Jennifer M. Gierisch, Ph.D., M.P.H.
Download PDF: Complete Report, Executive Summary, Report, Appendices
In the United States, intimate partner violence (IPV) poses a significant public health burden that affects both men and women. Over a third (35.6%) of women and a fourth (28.5%) of men in the United States have experienced rape, physical violence, or stalking by an intimate partner in their lifetime. Outcomes associated with IPV include a wide range of social, physical, and mental issues such as family dissolution, adverse pregnancy outcomes, mental health issues (depression, posttraumatic stress disorder [PTSD], anxiety), incarceration, and death. IPV affects many facets of society including medical, mental health, social services, and criminal justice systems. Moreover, productivity losses and costs attributable to IPV are significant.
Military service has unique psychological, social, and environmental factors that may contribute to elevated risk of IPV among active duty servicemembers and Veterans. Multiple deployments, family separation and reintegration, demanding workloads at home and while on duty, histories of head trauma, mental illness, and substance abuse can contribute to partner conflict and elevated risk of IPV among active duty servicemembers, Veterans, and their intimate partners.

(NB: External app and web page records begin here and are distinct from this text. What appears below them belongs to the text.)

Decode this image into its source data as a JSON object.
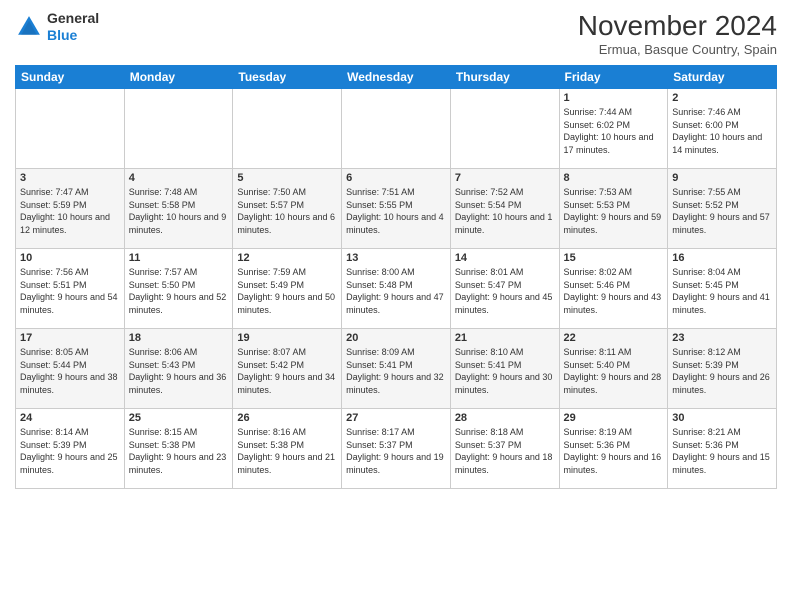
{
  "header": {
    "logo_line1": "General",
    "logo_line2": "Blue",
    "month_title": "November 2024",
    "subtitle": "Ermua, Basque Country, Spain"
  },
  "days_of_week": [
    "Sunday",
    "Monday",
    "Tuesday",
    "Wednesday",
    "Thursday",
    "Friday",
    "Saturday"
  ],
  "weeks": [
    [
      {
        "day": "",
        "info": ""
      },
      {
        "day": "",
        "info": ""
      },
      {
        "day": "",
        "info": ""
      },
      {
        "day": "",
        "info": ""
      },
      {
        "day": "",
        "info": ""
      },
      {
        "day": "1",
        "info": "Sunrise: 7:44 AM\nSunset: 6:02 PM\nDaylight: 10 hours and 17 minutes."
      },
      {
        "day": "2",
        "info": "Sunrise: 7:46 AM\nSunset: 6:00 PM\nDaylight: 10 hours and 14 minutes."
      }
    ],
    [
      {
        "day": "3",
        "info": "Sunrise: 7:47 AM\nSunset: 5:59 PM\nDaylight: 10 hours and 12 minutes."
      },
      {
        "day": "4",
        "info": "Sunrise: 7:48 AM\nSunset: 5:58 PM\nDaylight: 10 hours and 9 minutes."
      },
      {
        "day": "5",
        "info": "Sunrise: 7:50 AM\nSunset: 5:57 PM\nDaylight: 10 hours and 6 minutes."
      },
      {
        "day": "6",
        "info": "Sunrise: 7:51 AM\nSunset: 5:55 PM\nDaylight: 10 hours and 4 minutes."
      },
      {
        "day": "7",
        "info": "Sunrise: 7:52 AM\nSunset: 5:54 PM\nDaylight: 10 hours and 1 minute."
      },
      {
        "day": "8",
        "info": "Sunrise: 7:53 AM\nSunset: 5:53 PM\nDaylight: 9 hours and 59 minutes."
      },
      {
        "day": "9",
        "info": "Sunrise: 7:55 AM\nSunset: 5:52 PM\nDaylight: 9 hours and 57 minutes."
      }
    ],
    [
      {
        "day": "10",
        "info": "Sunrise: 7:56 AM\nSunset: 5:51 PM\nDaylight: 9 hours and 54 minutes."
      },
      {
        "day": "11",
        "info": "Sunrise: 7:57 AM\nSunset: 5:50 PM\nDaylight: 9 hours and 52 minutes."
      },
      {
        "day": "12",
        "info": "Sunrise: 7:59 AM\nSunset: 5:49 PM\nDaylight: 9 hours and 50 minutes."
      },
      {
        "day": "13",
        "info": "Sunrise: 8:00 AM\nSunset: 5:48 PM\nDaylight: 9 hours and 47 minutes."
      },
      {
        "day": "14",
        "info": "Sunrise: 8:01 AM\nSunset: 5:47 PM\nDaylight: 9 hours and 45 minutes."
      },
      {
        "day": "15",
        "info": "Sunrise: 8:02 AM\nSunset: 5:46 PM\nDaylight: 9 hours and 43 minutes."
      },
      {
        "day": "16",
        "info": "Sunrise: 8:04 AM\nSunset: 5:45 PM\nDaylight: 9 hours and 41 minutes."
      }
    ],
    [
      {
        "day": "17",
        "info": "Sunrise: 8:05 AM\nSunset: 5:44 PM\nDaylight: 9 hours and 38 minutes."
      },
      {
        "day": "18",
        "info": "Sunrise: 8:06 AM\nSunset: 5:43 PM\nDaylight: 9 hours and 36 minutes."
      },
      {
        "day": "19",
        "info": "Sunrise: 8:07 AM\nSunset: 5:42 PM\nDaylight: 9 hours and 34 minutes."
      },
      {
        "day": "20",
        "info": "Sunrise: 8:09 AM\nSunset: 5:41 PM\nDaylight: 9 hours and 32 minutes."
      },
      {
        "day": "21",
        "info": "Sunrise: 8:10 AM\nSunset: 5:41 PM\nDaylight: 9 hours and 30 minutes."
      },
      {
        "day": "22",
        "info": "Sunrise: 8:11 AM\nSunset: 5:40 PM\nDaylight: 9 hours and 28 minutes."
      },
      {
        "day": "23",
        "info": "Sunrise: 8:12 AM\nSunset: 5:39 PM\nDaylight: 9 hours and 26 minutes."
      }
    ],
    [
      {
        "day": "24",
        "info": "Sunrise: 8:14 AM\nSunset: 5:39 PM\nDaylight: 9 hours and 25 minutes."
      },
      {
        "day": "25",
        "info": "Sunrise: 8:15 AM\nSunset: 5:38 PM\nDaylight: 9 hours and 23 minutes."
      },
      {
        "day": "26",
        "info": "Sunrise: 8:16 AM\nSunset: 5:38 PM\nDaylight: 9 hours and 21 minutes."
      },
      {
        "day": "27",
        "info": "Sunrise: 8:17 AM\nSunset: 5:37 PM\nDaylight: 9 hours and 19 minutes."
      },
      {
        "day": "28",
        "info": "Sunrise: 8:18 AM\nSunset: 5:37 PM\nDaylight: 9 hours and 18 minutes."
      },
      {
        "day": "29",
        "info": "Sunrise: 8:19 AM\nSunset: 5:36 PM\nDaylight: 9 hours and 16 minutes."
      },
      {
        "day": "30",
        "info": "Sunrise: 8:21 AM\nSunset: 5:36 PM\nDaylight: 9 hours and 15 minutes."
      }
    ]
  ]
}
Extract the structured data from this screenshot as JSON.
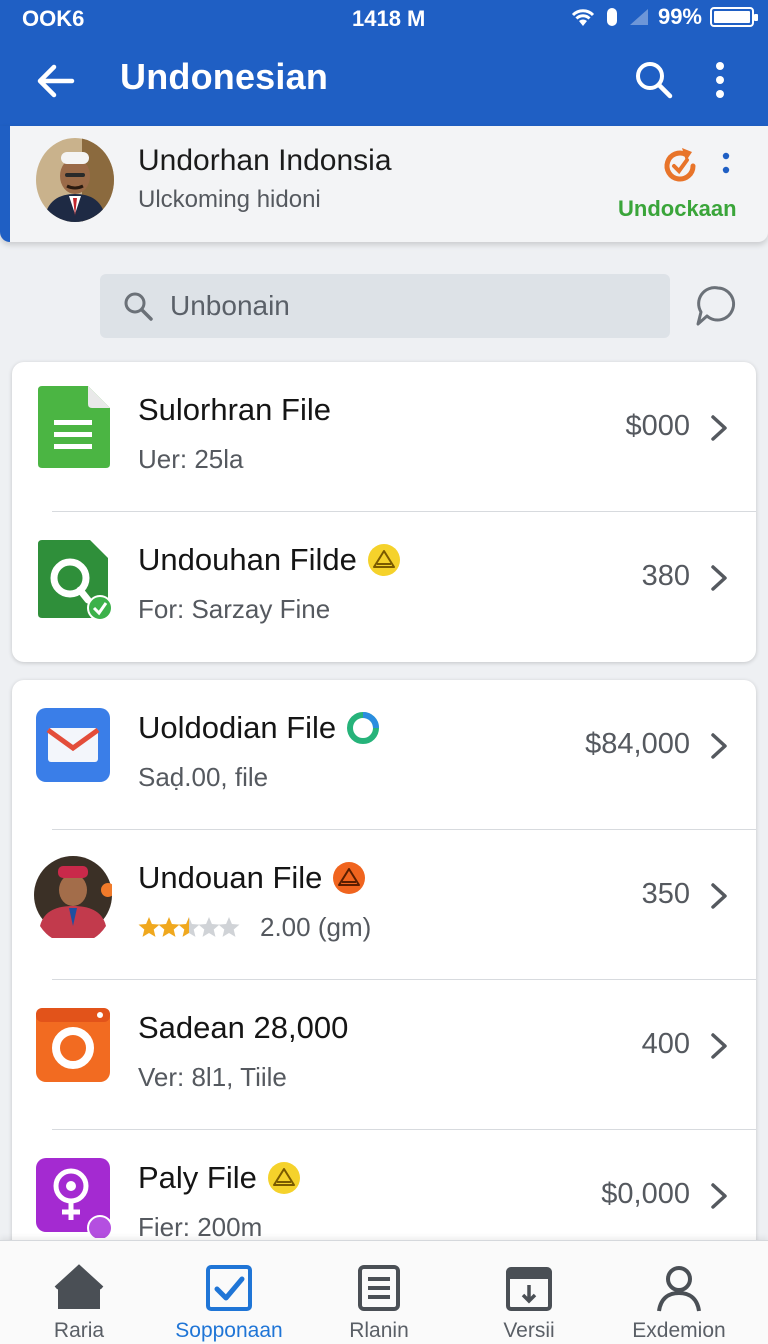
{
  "status_bar": {
    "left_text": "OOK6",
    "time": "1418 M",
    "battery": "99%",
    "battery_level": 0.99
  },
  "app_bar": {
    "title": "Undonesian",
    "back_icon": "arrow-left-icon",
    "search_icon": "search-icon",
    "more_icon": "more-vertical-icon"
  },
  "profile": {
    "name": "Undorhan Indonsia",
    "subtitle": "Ulckoming hidoni",
    "status": "Undockaan",
    "status_color": "#3aa53a",
    "sync_icon": "sync-icon"
  },
  "search": {
    "placeholder": "Unbonain",
    "chat_icon": "chat-bubble-icon"
  },
  "list_groups": [
    {
      "items": [
        {
          "title": "Sulorhran File",
          "subtitle": "Uer: 25la",
          "value": "$000",
          "icon": "green-sheet-file-icon"
        },
        {
          "title": "Undouhan Filde",
          "subtitle": "For: Sarzay Fine",
          "value": "380",
          "icon": "green-search-file-icon",
          "badge": "yellow-warning-badge-icon"
        }
      ]
    },
    {
      "items": [
        {
          "title": "Uoldodian File",
          "subtitle": "Saḍ.00, file",
          "value": "$84,000",
          "icon": "mail-app-icon",
          "badge": "green-ring-badge-icon"
        },
        {
          "title": "Undouan File",
          "subtitle": "2.00 (gm)",
          "rating": 2.5,
          "rating_max": 5,
          "value": "350",
          "icon": "person-avatar-icon",
          "badge": "orange-warning-badge-icon"
        },
        {
          "title": "Sadean 28,000",
          "subtitle": "Ver: 8l1, Tiile",
          "value": "400",
          "icon": "orange-record-app-icon"
        },
        {
          "title": "Paly File",
          "subtitle": "Fier: 200m",
          "value": "$0,000",
          "icon": "purple-location-app-icon",
          "badge": "yellow-warning-badge-icon"
        }
      ]
    }
  ],
  "bottom_nav": [
    {
      "label": "Raria",
      "icon": "home-icon",
      "active": false
    },
    {
      "label": "Sopponaan",
      "icon": "checkbox-icon",
      "active": true
    },
    {
      "label": "Rlanin",
      "icon": "document-list-icon",
      "active": false
    },
    {
      "label": "Versii",
      "icon": "calendar-download-icon",
      "active": false
    },
    {
      "label": "Exdemion",
      "icon": "person-icon",
      "active": false
    }
  ],
  "colors": {
    "primary": "#1f5fc4",
    "active_nav": "#1f75d6",
    "status_green": "#3aa53a"
  }
}
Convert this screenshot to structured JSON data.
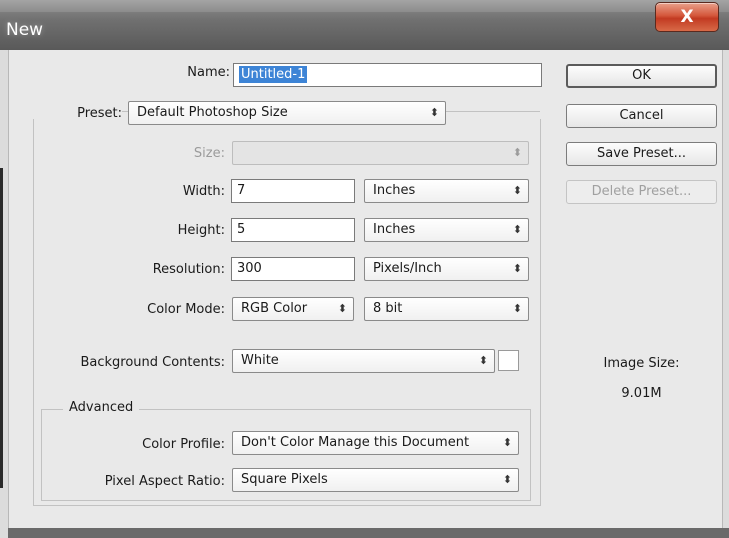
{
  "window": {
    "title": "New",
    "close_glyph": "X"
  },
  "form": {
    "name_label": "Name:",
    "name_value": "Untitled-1",
    "preset_label": "Preset:",
    "preset_value": "Default Photoshop Size",
    "size_label": "Size:",
    "size_value": "",
    "width_label": "Width:",
    "width_value": "7",
    "width_unit": "Inches",
    "height_label": "Height:",
    "height_value": "5",
    "height_unit": "Inches",
    "resolution_label": "Resolution:",
    "resolution_value": "300",
    "resolution_unit": "Pixels/Inch",
    "color_mode_label": "Color Mode:",
    "color_mode_value": "RGB Color",
    "bit_depth_value": "8 bit",
    "background_label": "Background Contents:",
    "background_value": "White",
    "background_swatch_color": "#ffffff",
    "advanced_label": "Advanced",
    "color_profile_label": "Color Profile:",
    "color_profile_value": "Don't Color Manage this Document",
    "pixel_aspect_label": "Pixel Aspect Ratio:",
    "pixel_aspect_value": "Square Pixels",
    "select_arrows": "⬍"
  },
  "buttons": {
    "ok": "OK",
    "cancel": "Cancel",
    "save_preset": "Save Preset...",
    "delete_preset": "Delete Preset..."
  },
  "image_size": {
    "label": "Image Size:",
    "value": "9.01M"
  },
  "colors": {
    "selection": "#3d84d6",
    "close_button": "#c23a22"
  }
}
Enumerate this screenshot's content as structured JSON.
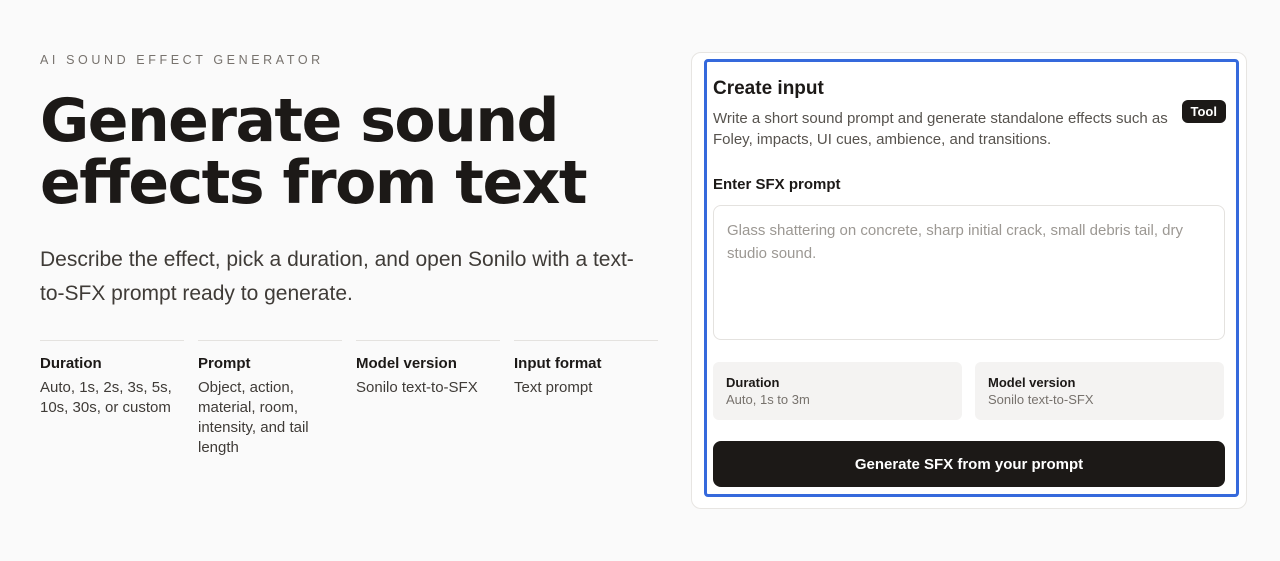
{
  "hero": {
    "eyebrow": "AI SOUND EFFECT GENERATOR",
    "title": "Generate sound effects from text",
    "subtitle": "Describe the effect, pick a duration, and open Sonilo with a text-to-SFX prompt ready to generate."
  },
  "specs": [
    {
      "title": "Duration",
      "value": "Auto, 1s, 2s, 3s, 5s, 10s, 30s, or custom"
    },
    {
      "title": "Prompt",
      "value": "Object, action, material, room, intensity, and tail length"
    },
    {
      "title": "Model version",
      "value": "Sonilo text-to-SFX"
    },
    {
      "title": "Input format",
      "value": "Text prompt"
    }
  ],
  "card": {
    "title": "Create input",
    "description": "Write a short sound prompt and generate standalone effects such as Foley, impacts, UI cues, ambience, and transitions.",
    "badge": "Tool",
    "prompt_label": "Enter SFX prompt",
    "prompt_value": "",
    "prompt_placeholder": "Glass shattering on concrete, sharp initial crack, small debris tail, dry studio sound.",
    "duration_title": "Duration",
    "duration_value": "Auto, 1s to 3m",
    "model_title": "Model version",
    "model_value": "Sonilo text-to-SFX",
    "generate_label": "Generate SFX from your prompt"
  },
  "colors": {
    "accent_focus": "#3569dc",
    "primary_dark": "#1c1917",
    "background": "#fafafa"
  }
}
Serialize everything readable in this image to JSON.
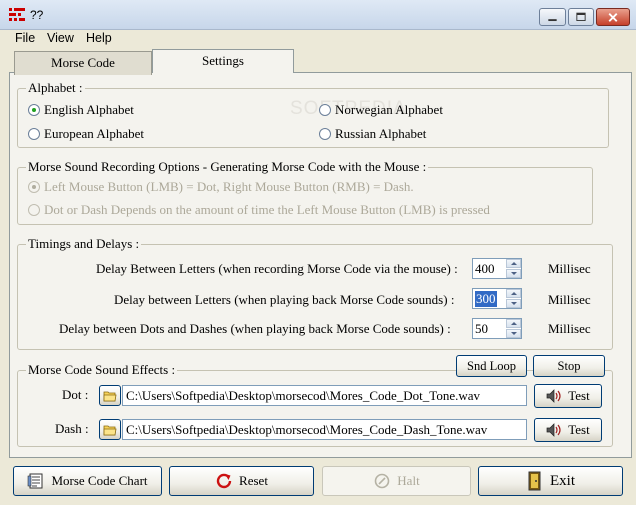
{
  "window": {
    "title": "??"
  },
  "menu": {
    "items": [
      "File",
      "View",
      "Help"
    ]
  },
  "tabs": [
    {
      "label": "Morse Code",
      "active": false
    },
    {
      "label": "Settings",
      "active": true
    }
  ],
  "watermark": "SOFTPEDIA",
  "alphabet": {
    "legend": "Alphabet :",
    "options": [
      {
        "label": "English Alphabet",
        "checked": true
      },
      {
        "label": "Norwegian Alphabet",
        "checked": false
      },
      {
        "label": "European Alphabet",
        "checked": false
      },
      {
        "label": "Russian Alphabet",
        "checked": false
      }
    ]
  },
  "recording": {
    "legend": "Morse Sound Recording Options - Generating Morse Code with the Mouse :",
    "options": [
      {
        "label": "Left Mouse Button (LMB) = Dot, Right Mouse Button (RMB) = Dash.",
        "checked": true,
        "enabled": false
      },
      {
        "label": "Dot or Dash Depends on the amount of time the Left Mouse Button (LMB)  is pressed",
        "checked": false,
        "enabled": false
      }
    ]
  },
  "timings": {
    "legend": "Timings and Delays :",
    "rows": [
      {
        "label": "Delay Between Letters (when recording Morse Code via the mouse) :",
        "value": "400",
        "unit": "Millisec"
      },
      {
        "label": "Delay between Letters (when playing back Morse Code sounds) :",
        "value": "300",
        "unit": "Millisec"
      },
      {
        "label": "Delay between Dots and Dashes (when playing back Morse Code sounds) :",
        "value": "50",
        "unit": "Millisec"
      }
    ]
  },
  "sound": {
    "legend": "Morse Code Sound Effects :",
    "snd_loop_label": "Snd Loop",
    "stop_label": "Stop",
    "dot_label": "Dot :",
    "dot_path": "C:\\Users\\Softpedia\\Desktop\\morsecod\\Mores_Code_Dot_Tone.wav",
    "dash_label": "Dash :",
    "dash_path": "C:\\Users\\Softpedia\\Desktop\\morsecod\\Mores_Code_Dash_Tone.wav",
    "test_label": "Test"
  },
  "bottom_buttons": {
    "chart": "Morse Code Chart",
    "reset": "Reset",
    "halt": "Halt",
    "exit": "Exit"
  },
  "colors": {
    "accent": "#21a121",
    "selection": "#316ac5",
    "reset_icon": "#cc1111"
  }
}
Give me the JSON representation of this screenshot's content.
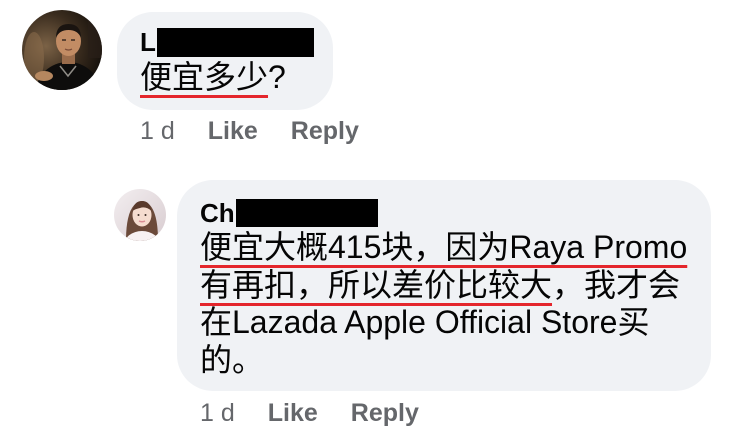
{
  "colors": {
    "page_background": "#ffffff",
    "bubble": "#f0f2f5",
    "text": "#050505",
    "meta": "#65676b",
    "annotation": "#e4262c",
    "redaction": "#000000"
  },
  "comment": {
    "author": "L",
    "lines": [
      {
        "segments": [
          {
            "text": "便宜多少",
            "underlined": true
          },
          {
            "text": "?",
            "underlined": false
          }
        ]
      }
    ],
    "time": "1 d",
    "like_label": "Like",
    "reply_label": "Reply",
    "replies": [
      {
        "author": "Ch",
        "lines": [
          {
            "segments": [
              {
                "text": "便宜大概415块，因为Raya Promo",
                "underlined": true
              }
            ]
          },
          {
            "segments": [
              {
                "text": "有再扣，所以差价比较大",
                "underlined": true
              },
              {
                "text": "，我才会",
                "underlined": false
              }
            ]
          },
          {
            "segments": [
              {
                "text": "在Lazada Apple Official Store买",
                "underlined": false
              }
            ]
          },
          {
            "segments": [
              {
                "text": "的。",
                "underlined": false
              }
            ]
          }
        ],
        "time": "1 d",
        "like_label": "Like",
        "reply_label": "Reply"
      }
    ]
  }
}
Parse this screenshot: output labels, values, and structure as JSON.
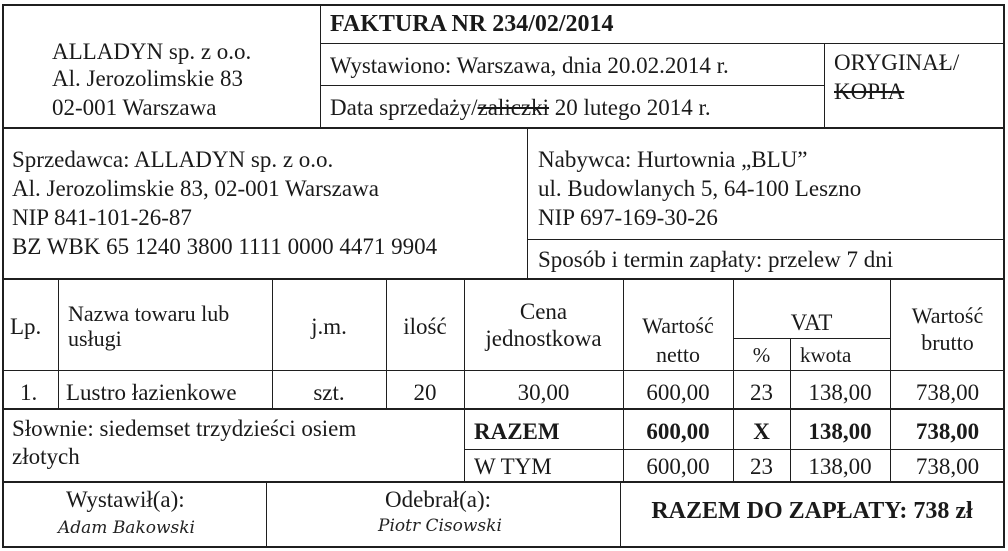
{
  "header": {
    "company_name": "ALLADYN sp. z o.o.",
    "company_street": "Al. Jerozolimskie 83",
    "company_city": "02-001 Warszawa",
    "invoice_title": "FAKTURA NR 234/02/2014",
    "issued_line": "Wystawiono: Warszawa, dnia 20.02.2014 r.",
    "sale_date_label": "Data sprzedaży/",
    "sale_date_struck": "zaliczki",
    "sale_date_value": " 20 lutego 2014 r.",
    "original_label": "ORYGINAŁ/",
    "copy_label": "KOPIA"
  },
  "seller": {
    "line1": "Sprzedawca: ALLADYN sp. z o.o.",
    "line2": "Al. Jerozolimskie 83, 02-001 Warszawa",
    "line3": "NIP 841-101-26-87",
    "line4": "BZ WBK 65 1240 3800 1111 0000 4471 9904"
  },
  "buyer": {
    "line1": "Nabywca: Hurtownia „BLU”",
    "line2": "ul. Budowlanych 5, 64-100 Leszno",
    "line3": "NIP 697-169-30-26",
    "payment": "Sposób i termin zapłaty: przelew 7 dni"
  },
  "table": {
    "headers": {
      "lp": "Lp.",
      "name_1": "Nazwa towaru lub",
      "name_2": "usługi",
      "unit": "j.m.",
      "qty": "ilość",
      "price_1": "Cena",
      "price_2": "jednostkowa",
      "net_1": "Wartość",
      "net_2": "netto",
      "vat": "VAT",
      "vat_pct": "%",
      "vat_amount": "kwota",
      "gross_1": "Wartość",
      "gross_2": "brutto"
    },
    "row": {
      "lp": "1.",
      "name": "Lustro łazienkowe",
      "unit": "szt.",
      "qty": "20",
      "price": "30,00",
      "net": "600,00",
      "vat_pct": "23",
      "vat_amount": "138,00",
      "gross": "738,00"
    }
  },
  "summary": {
    "words_1": "Słownie: siedemset trzydzieści osiem",
    "words_2": "złotych",
    "total_label": "RAZEM",
    "total_net": "600,00",
    "total_pct": "X",
    "total_vat": "138,00",
    "total_gross": "738,00",
    "incl_label": "W TYM",
    "incl_net": "600,00",
    "incl_pct": "23",
    "incl_vat": "138,00",
    "incl_gross": "738,00"
  },
  "footer": {
    "issued_by_label": "Wystawił(a):",
    "issued_by_sign": "Adam Bakowski",
    "received_by_label": "Odebrał(a):",
    "received_by_sign": "Piotr Cisowski",
    "to_pay": "RAZEM DO ZAPŁATY: 738 zł"
  }
}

Currently the VA does not have a comprehensive national program to address IPV. Thus, the VA convened the Domestic Violence Task Force to define the scope of, and design a plan for evaluating domestic violence among Veterans. In order to support the goals and mission of this task force, the Durham VA Evidence-based Synthesis Program conducted a systemic review of the literature to synthesize the evidence on the prevalence of IPV among active duty servicemembers and Veterans and to conduct an evidence synthesis of the systematic review (SR) literature on intervention strategies to address IPV.
A Systematic Review: Intimate Partner Violence among Veterans and Active Duty Service Members (VA HSR&D Management e-Brief)